-Sagar Mohan

The year 2016 witnessed two historic economic decisions taken by the government,
one constitutional amendment bill for GST law being passed and, the second being
the demonetization drive. We enter 2017 with a cash crunch across the country
unsure of the impact of these decisions .All eyes now are on the union budget that
would provide indications how the government plans to deal with the uncertainty
and the skepticism that is prevalent

The upcoming union budget is both unique and challenging for many reasons.
Firstly, the date of the budget has been advanced by a month. The advancing of the
date ensures that government can implement financial decisions by April 1 without
any delay. However, this also means that estimates will now be based on the data
available only for first two quarters of 2016-17 as the advance estimates of the third
quarter are usually available only by February

Secondly, it would be the first time the railway budget would be presented
combined with the union budget. Departing away from a 92 year old tradition a
single appropriation bill would be prepared including the estimates of the Railway
budget. The process of preparing the Railway budget however remains the same.

Thirdly, economic indicators such as GDP, Index of Industrial Production, and

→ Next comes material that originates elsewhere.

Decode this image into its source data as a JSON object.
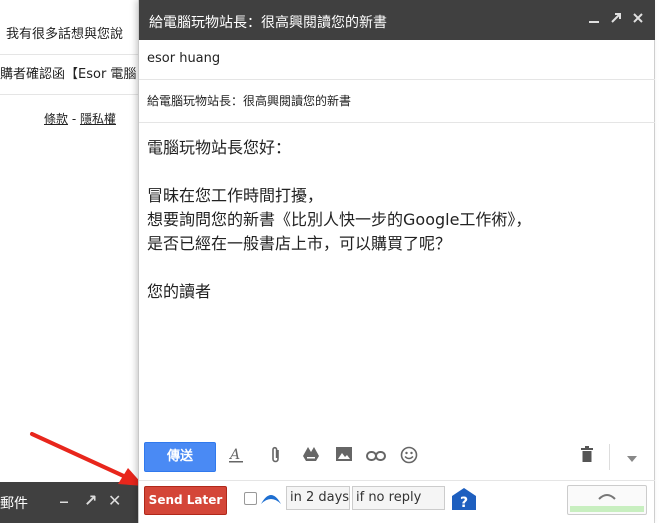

balance of trade have all shown a declining trend recently. The weakening of the
rupee and the OPECs decision to cut crude Oil production further worsen the
scenario. Also the industry is still suffering from the hangover of the demonetization
drive. This makes it a challenge for the Finance Minister to inject some kind of
economic stimulus to push the demand. Ignoring the polls that are due to happen
around the time of budget it still makes economic sense to present what might be
referred to as a populist budget.

And lastly and most importantly there is the daunting task of estimating the indirect
tax revenue for the fiscal year 2017-18 given the uncertainties in implementation of
GST.The original expectation of GST coming into effect from April 1,2017 seems
highly unlikely now, but given it is a transaction tax it could be implemented from
any month next year . The challenge however remains in estimating the indirect tax
revenue. GST was supposed to be revenue neutral tax which meant that switching
over to GST should not impact overall indirect tax revenue. But given the uncertain
economic environment and fact that the GST council is yet to agree on many details
such finalizing the categorization of goods and tax rate on services it becomes
nearly impossible to get a near accurate estimate of the indirect tax revenue.

The most likely solution would be to state the assumptions and ensure a
contingency fund for any delay in implementation of GST or departure from the
rates currently proposed. The exercise is not going to be an easy one but is possibly
the only option available.
Given all these challenges the budget promises to be a landmark in Indias growth
story. The finance minister has the unenviable task to manage the change in
traditions, stimulating economic growth and ensuring smooth implementation of
Indias biggest tax reform all at the same time. We hope that the poetry quoted by
him in his last speech continues to inspire him.
Kashti chalaane walon ne
Jab haar ke di patwar hamein
Laher laher toofan mile
Aur mor mauj majhdaar hamein
Phir bhi dikhaya hai hamne
Aur phir yeh dikha denge sabko
Ki in halaat mein aata hai
Dariya karna paar hamein
- Arun Jaitley, Union Budget, 2016